If you want to meet somebody, be somebody worth meeting. Burn that wick at both ends by following your own interests and doing something with yourself: not only will you meet people who share your common traits, but you will also care less about whether you meet someone in the first place … seeing as how you went out and got yourself a fulfilling life and all.

There’s a reason you find a relationship the moment you stop looking for one; being okay on your own is the best way to attract healthy people.

Feel free to have a whore phase. I salute you! Please use a condom, though. You aren’t in Kansas anymore, and some of the flying monkeys, while in possession of an enviable level of energy, flexibility, and skill, also have herpes. Other than that, knock yourself out. You’ll probably learn something, and if you don’t, I assure you that once or twice, something will happen that is hilarious enough to cause at least one of your girlfriends to shoot beer out of her nose.

Speaking of which, be patient with your parents. They’re adjusting too, mostly to the fact that you’re a slut.

When the REAL dating begins, take it slow. You’re in no hurry. Avoid the impatient, the aggressive. Be honest with yourself and with the other person in terms of what you can handle. If they decide they want more than you can offer, don’t take it personally, and resist the urge to make promises you can’t keep.

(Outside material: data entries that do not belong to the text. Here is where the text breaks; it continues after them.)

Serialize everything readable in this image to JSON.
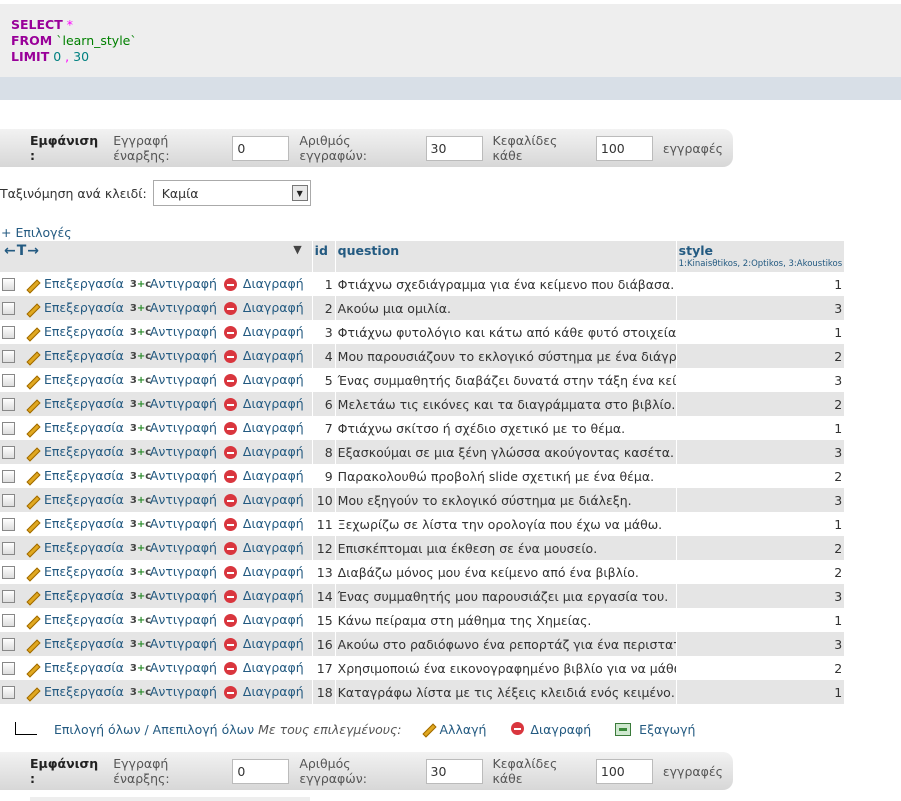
{
  "sql": {
    "select_kw": "SELECT",
    "star": "*",
    "from_kw": "FROM",
    "table": "`learn_style`",
    "limit_kw": "LIMIT",
    "offset": "0",
    "comma": ",",
    "count": "30"
  },
  "nav": {
    "show_label": "Εμφάνιση :",
    "start_label": "Εγγραφή έναρξης:",
    "start_value": "0",
    "rows_label": "Αριθμός εγγραφών:",
    "rows_value": "30",
    "headers_label": "Κεφαλίδες κάθε",
    "headers_value": "100",
    "records_label": "εγγραφές"
  },
  "sort": {
    "label": "Ταξινόμηση ανά κλειδί:",
    "value": "Καμία"
  },
  "options_link": "+ Επιλογές",
  "table": {
    "arrows": "←T→",
    "sort_indicator": "▼",
    "columns": {
      "id": "id",
      "question": "question",
      "style": "style",
      "style_comment": "1:Kinaisθtikos, 2:Optikos, 3:Akoustikos"
    },
    "actions": {
      "edit": "Επεξεργασία",
      "copy": "Αντιγραφή",
      "delete": "Διαγραφή"
    },
    "rows": [
      {
        "id": "1",
        "question": "Φτιάχνω σχεδιάγραμμα για ένα κείμενο που διάβασα.",
        "style": "1"
      },
      {
        "id": "2",
        "question": "Ακούω μια ομιλία.",
        "style": "3"
      },
      {
        "id": "3",
        "question": "Φτιάχνω φυτολόγιο και κάτω από κάθε φυτό στοιχεία...",
        "style": "1"
      },
      {
        "id": "4",
        "question": "Μου παρουσιάζουν το εκλογικό σύστημα με ένα διάγρα...",
        "style": "2"
      },
      {
        "id": "5",
        "question": "Ένας συμμαθητής διαβάζει δυνατά στην τάξη ένα κεί...",
        "style": "3"
      },
      {
        "id": "6",
        "question": "Μελετάω τις εικόνες και τα διαγράμματα στο βιβλίο.",
        "style": "2"
      },
      {
        "id": "7",
        "question": "Φτιάχνω σκίτσο ή σχέδιο σχετικό με το θέμα.",
        "style": "1"
      },
      {
        "id": "8",
        "question": "Εξασκούμαι σε μια ξένη γλώσσα ακούγοντας κασέτα.",
        "style": "3"
      },
      {
        "id": "9",
        "question": "Παρακολουθώ προβολή slide σχετική με ένα θέμα.",
        "style": "2"
      },
      {
        "id": "10",
        "question": "Μου εξηγούν το εκλογικό σύστημα με διάλεξη.",
        "style": "3"
      },
      {
        "id": "11",
        "question": "Ξεχωρίζω σε λίστα την ορολογία που έχω να μάθω.",
        "style": "1"
      },
      {
        "id": "12",
        "question": "Επισκέπτομαι μια έκθεση σε ένα μουσείο.",
        "style": "2"
      },
      {
        "id": "13",
        "question": "Διαβάζω μόνος μου ένα κείμενο από ένα βιβλίο.",
        "style": "2"
      },
      {
        "id": "14",
        "question": "Ένας συμμαθητής μου παρουσιάζει μια εργασία του.",
        "style": "3"
      },
      {
        "id": "15",
        "question": "Κάνω πείραμα στη μάθημα της Χημείας.",
        "style": "1"
      },
      {
        "id": "16",
        "question": "Ακούω στο ραδιόφωνο ένα ρεπορτάζ για ένα περιστατι...",
        "style": "3"
      },
      {
        "id": "17",
        "question": "Χρησιμοποιώ ένα εικονογραφημένο βιβλίο για να μάθω...",
        "style": "2"
      },
      {
        "id": "18",
        "question": "Καταγράφω λίστα με τις λέξεις κλειδιά ενός κειμένο...",
        "style": "1"
      }
    ]
  },
  "bottom": {
    "select_all": "Επιλογή όλων / Απεπιλογή όλων",
    "with_selected": "Με τους επιλεγμένους:",
    "change": "Αλλαγή",
    "delete": "Διαγραφή",
    "export": "Εξαγωγή"
  }
}
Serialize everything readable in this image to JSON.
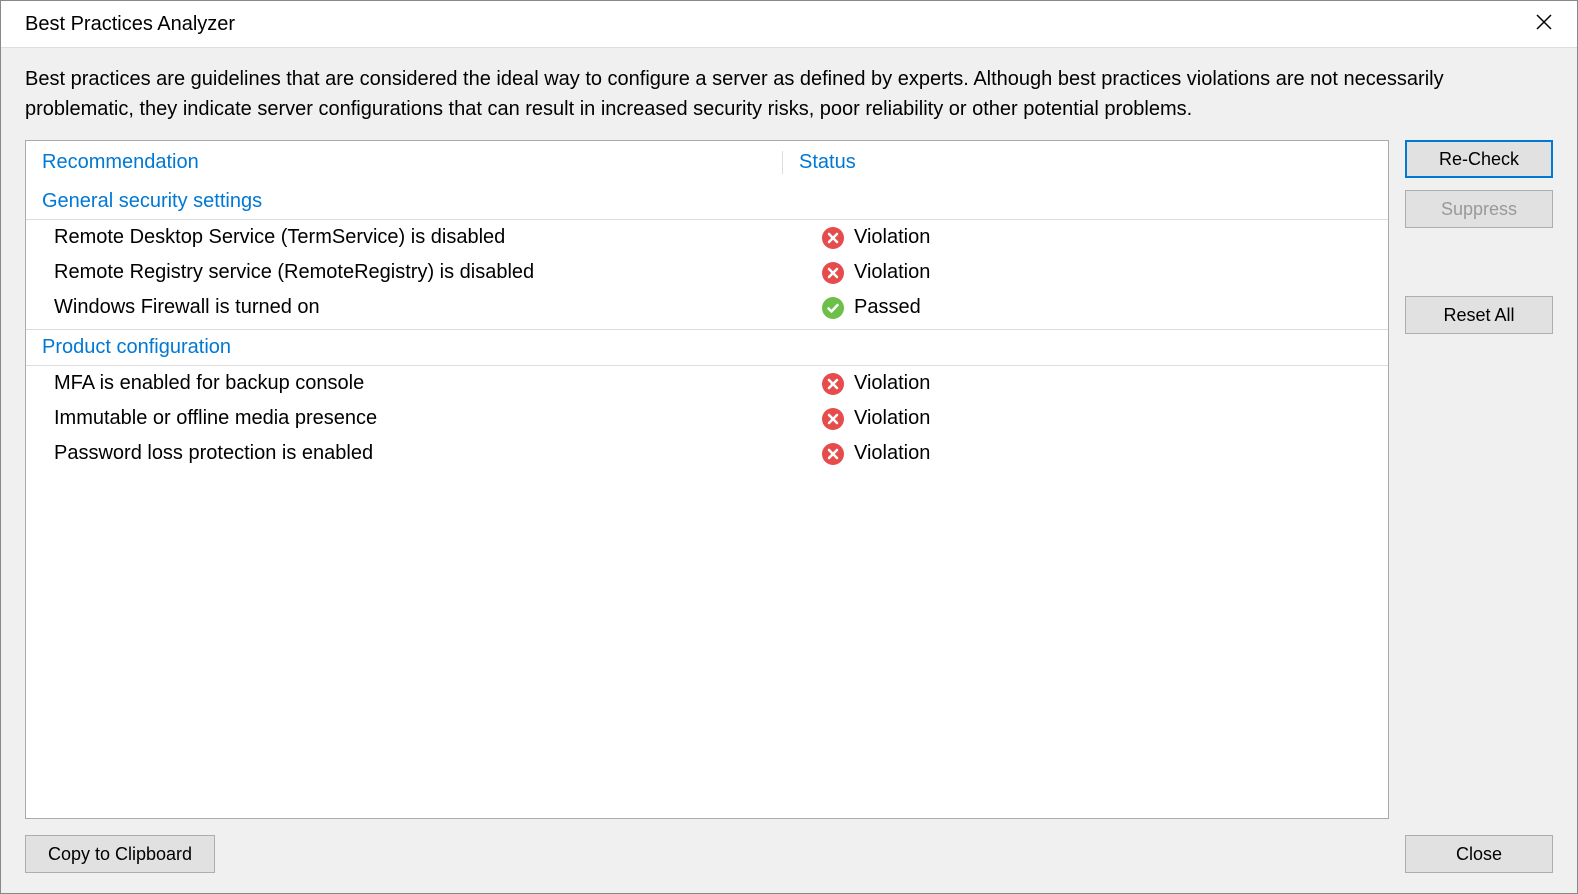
{
  "window": {
    "title": "Best Practices Analyzer"
  },
  "description": "Best practices are guidelines that are considered the ideal way to configure a server as defined by experts. Although best practices violations are not necessarily problematic, they indicate server configurations that can result in increased security risks, poor reliability or other potential problems.",
  "columns": {
    "recommendation": "Recommendation",
    "status": "Status"
  },
  "groups": [
    {
      "name": "General security settings",
      "items": [
        {
          "rec": "Remote Desktop Service (TermService) is disabled",
          "status": "Violation",
          "kind": "violation"
        },
        {
          "rec": "Remote Registry service (RemoteRegistry) is disabled",
          "status": "Violation",
          "kind": "violation"
        },
        {
          "rec": "Windows Firewall is turned on",
          "status": "Passed",
          "kind": "passed"
        }
      ]
    },
    {
      "name": "Product configuration",
      "items": [
        {
          "rec": "MFA is enabled for backup console",
          "status": "Violation",
          "kind": "violation"
        },
        {
          "rec": "Immutable or offline media presence",
          "status": "Violation",
          "kind": "violation"
        },
        {
          "rec": "Password loss protection is enabled",
          "status": "Violation",
          "kind": "violation"
        }
      ]
    }
  ],
  "buttons": {
    "recheck": "Re-Check",
    "suppress": "Suppress",
    "resetAll": "Reset All",
    "copy": "Copy to Clipboard",
    "close": "Close"
  }
}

If you do meet someone special, via sluttery or otherwise, go back to the beginning of this post. I can’t promise it’s going to work out any better this time, but it can still be okay. In fact, it can still be better than okay. No future is certain, but the fact remains that there are still countries you haven’t visited. There is still so much to see. Enjoy your life, and do it with someone you care about, and the regret you’re so afraid of will be impossible, even if you wind up getting divorced nine times. Which … okay, you should probably try not to do that, but, you know, whatever. It’s not a contest, and it’s not the end of the world.


Be brave. Be kind. Take care. Good luck.

Post a Comment

Your email is never published nor shared. Required fields are marked *